### Task goal
What lines in the records below include the word "Designers"? Return each one.

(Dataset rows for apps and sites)
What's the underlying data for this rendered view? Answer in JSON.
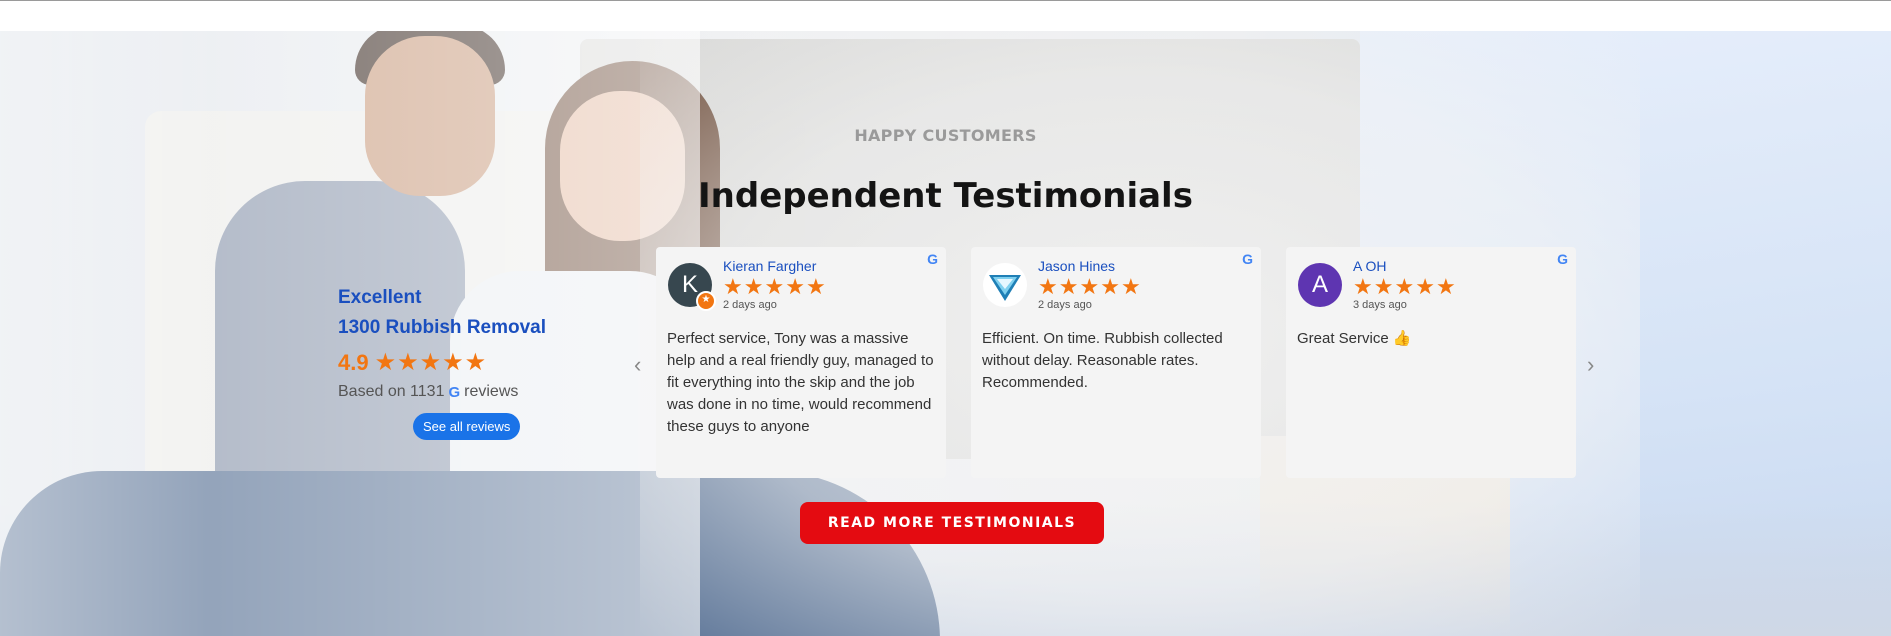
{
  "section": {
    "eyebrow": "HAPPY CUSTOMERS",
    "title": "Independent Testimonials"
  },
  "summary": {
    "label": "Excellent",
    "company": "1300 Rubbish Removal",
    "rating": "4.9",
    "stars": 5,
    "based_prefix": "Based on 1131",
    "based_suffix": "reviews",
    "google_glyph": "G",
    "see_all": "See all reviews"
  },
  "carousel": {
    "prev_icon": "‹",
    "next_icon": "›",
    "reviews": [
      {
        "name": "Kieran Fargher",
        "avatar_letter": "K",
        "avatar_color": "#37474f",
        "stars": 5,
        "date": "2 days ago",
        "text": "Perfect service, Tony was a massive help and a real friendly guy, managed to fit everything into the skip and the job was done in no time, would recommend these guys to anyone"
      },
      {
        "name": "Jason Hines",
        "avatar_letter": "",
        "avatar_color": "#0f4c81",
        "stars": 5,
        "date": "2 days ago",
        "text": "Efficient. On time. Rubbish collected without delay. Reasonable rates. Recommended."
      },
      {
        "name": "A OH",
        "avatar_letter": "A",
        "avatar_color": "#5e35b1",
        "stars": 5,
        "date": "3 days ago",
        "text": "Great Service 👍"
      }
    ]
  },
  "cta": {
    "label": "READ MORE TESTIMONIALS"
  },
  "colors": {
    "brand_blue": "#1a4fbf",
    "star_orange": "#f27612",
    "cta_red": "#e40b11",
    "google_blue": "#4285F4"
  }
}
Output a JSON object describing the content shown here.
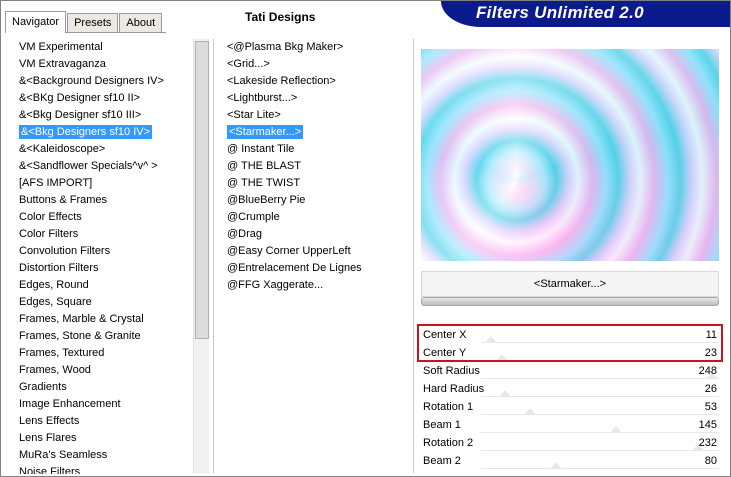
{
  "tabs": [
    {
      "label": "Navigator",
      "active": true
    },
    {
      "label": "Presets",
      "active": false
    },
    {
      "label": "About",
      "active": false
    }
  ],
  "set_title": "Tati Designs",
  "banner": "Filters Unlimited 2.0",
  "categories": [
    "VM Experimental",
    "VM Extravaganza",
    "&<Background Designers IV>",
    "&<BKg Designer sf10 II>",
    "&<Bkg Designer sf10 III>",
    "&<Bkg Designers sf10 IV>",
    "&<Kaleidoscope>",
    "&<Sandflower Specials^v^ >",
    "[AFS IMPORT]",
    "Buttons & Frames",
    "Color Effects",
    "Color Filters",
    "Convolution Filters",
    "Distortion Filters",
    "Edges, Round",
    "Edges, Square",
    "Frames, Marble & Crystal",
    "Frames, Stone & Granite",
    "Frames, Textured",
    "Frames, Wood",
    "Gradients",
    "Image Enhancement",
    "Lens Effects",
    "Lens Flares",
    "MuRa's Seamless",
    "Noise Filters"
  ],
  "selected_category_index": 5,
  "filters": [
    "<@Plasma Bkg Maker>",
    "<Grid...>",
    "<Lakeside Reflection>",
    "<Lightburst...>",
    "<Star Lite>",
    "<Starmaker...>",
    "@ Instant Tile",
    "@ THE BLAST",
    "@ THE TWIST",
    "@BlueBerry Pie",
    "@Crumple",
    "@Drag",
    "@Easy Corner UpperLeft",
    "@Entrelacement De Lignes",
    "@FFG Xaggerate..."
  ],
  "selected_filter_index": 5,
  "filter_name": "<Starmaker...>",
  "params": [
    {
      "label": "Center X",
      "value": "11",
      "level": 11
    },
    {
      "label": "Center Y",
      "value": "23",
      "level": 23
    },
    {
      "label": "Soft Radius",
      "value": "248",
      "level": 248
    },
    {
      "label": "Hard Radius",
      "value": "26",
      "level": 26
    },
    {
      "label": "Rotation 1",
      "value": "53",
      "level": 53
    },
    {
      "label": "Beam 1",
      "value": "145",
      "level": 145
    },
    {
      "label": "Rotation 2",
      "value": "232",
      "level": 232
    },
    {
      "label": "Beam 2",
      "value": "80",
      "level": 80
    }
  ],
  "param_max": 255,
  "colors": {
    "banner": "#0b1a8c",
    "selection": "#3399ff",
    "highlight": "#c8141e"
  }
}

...

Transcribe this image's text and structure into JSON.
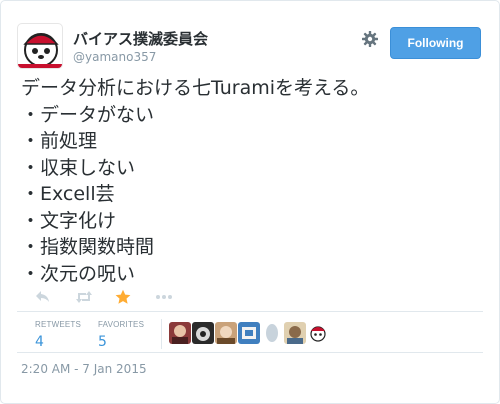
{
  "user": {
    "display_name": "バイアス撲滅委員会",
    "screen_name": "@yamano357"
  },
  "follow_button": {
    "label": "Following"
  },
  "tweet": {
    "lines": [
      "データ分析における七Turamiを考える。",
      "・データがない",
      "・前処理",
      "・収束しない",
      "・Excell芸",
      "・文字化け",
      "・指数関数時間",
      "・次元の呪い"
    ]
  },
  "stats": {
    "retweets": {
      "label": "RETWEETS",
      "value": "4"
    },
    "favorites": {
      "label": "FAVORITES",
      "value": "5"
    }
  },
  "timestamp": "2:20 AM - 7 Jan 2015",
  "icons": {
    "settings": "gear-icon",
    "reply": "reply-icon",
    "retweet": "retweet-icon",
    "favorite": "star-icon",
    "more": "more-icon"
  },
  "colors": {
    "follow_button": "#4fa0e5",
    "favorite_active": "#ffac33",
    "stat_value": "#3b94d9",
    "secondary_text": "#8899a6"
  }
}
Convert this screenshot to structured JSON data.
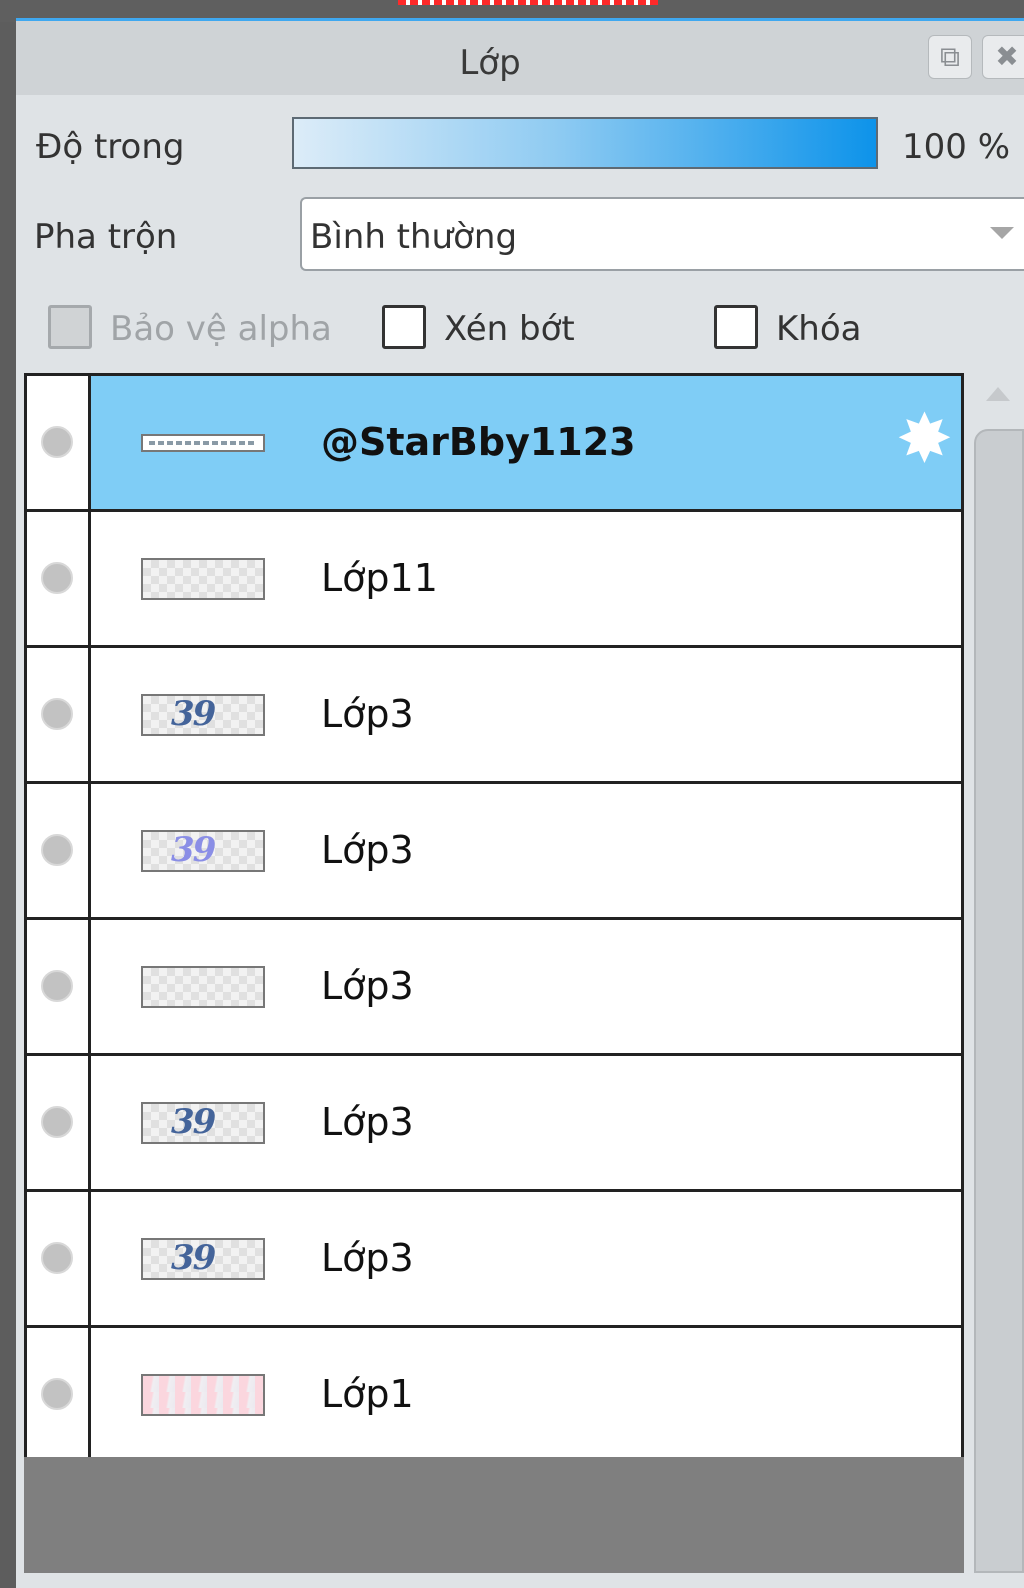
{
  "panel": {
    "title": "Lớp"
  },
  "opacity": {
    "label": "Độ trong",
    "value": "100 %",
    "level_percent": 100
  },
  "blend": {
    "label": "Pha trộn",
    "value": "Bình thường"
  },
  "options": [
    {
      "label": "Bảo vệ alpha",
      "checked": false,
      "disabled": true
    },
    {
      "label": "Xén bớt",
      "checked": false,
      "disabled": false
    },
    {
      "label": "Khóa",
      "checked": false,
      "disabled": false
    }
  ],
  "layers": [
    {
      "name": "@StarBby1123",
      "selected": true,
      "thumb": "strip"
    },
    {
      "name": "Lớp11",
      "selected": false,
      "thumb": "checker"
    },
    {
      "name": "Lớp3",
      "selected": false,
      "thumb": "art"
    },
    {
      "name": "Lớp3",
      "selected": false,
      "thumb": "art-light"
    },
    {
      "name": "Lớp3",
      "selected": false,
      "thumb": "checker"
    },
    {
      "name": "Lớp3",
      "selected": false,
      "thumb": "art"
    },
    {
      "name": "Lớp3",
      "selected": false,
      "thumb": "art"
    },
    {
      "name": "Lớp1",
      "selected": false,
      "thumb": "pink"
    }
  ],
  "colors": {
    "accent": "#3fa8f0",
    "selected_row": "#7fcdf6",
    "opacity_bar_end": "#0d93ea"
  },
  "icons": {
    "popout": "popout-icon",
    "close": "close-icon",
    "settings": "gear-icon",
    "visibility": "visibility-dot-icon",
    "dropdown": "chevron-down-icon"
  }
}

### Solution
    "&<Background Designers IV>",
    "&<Bkg Designers sf10 IV>",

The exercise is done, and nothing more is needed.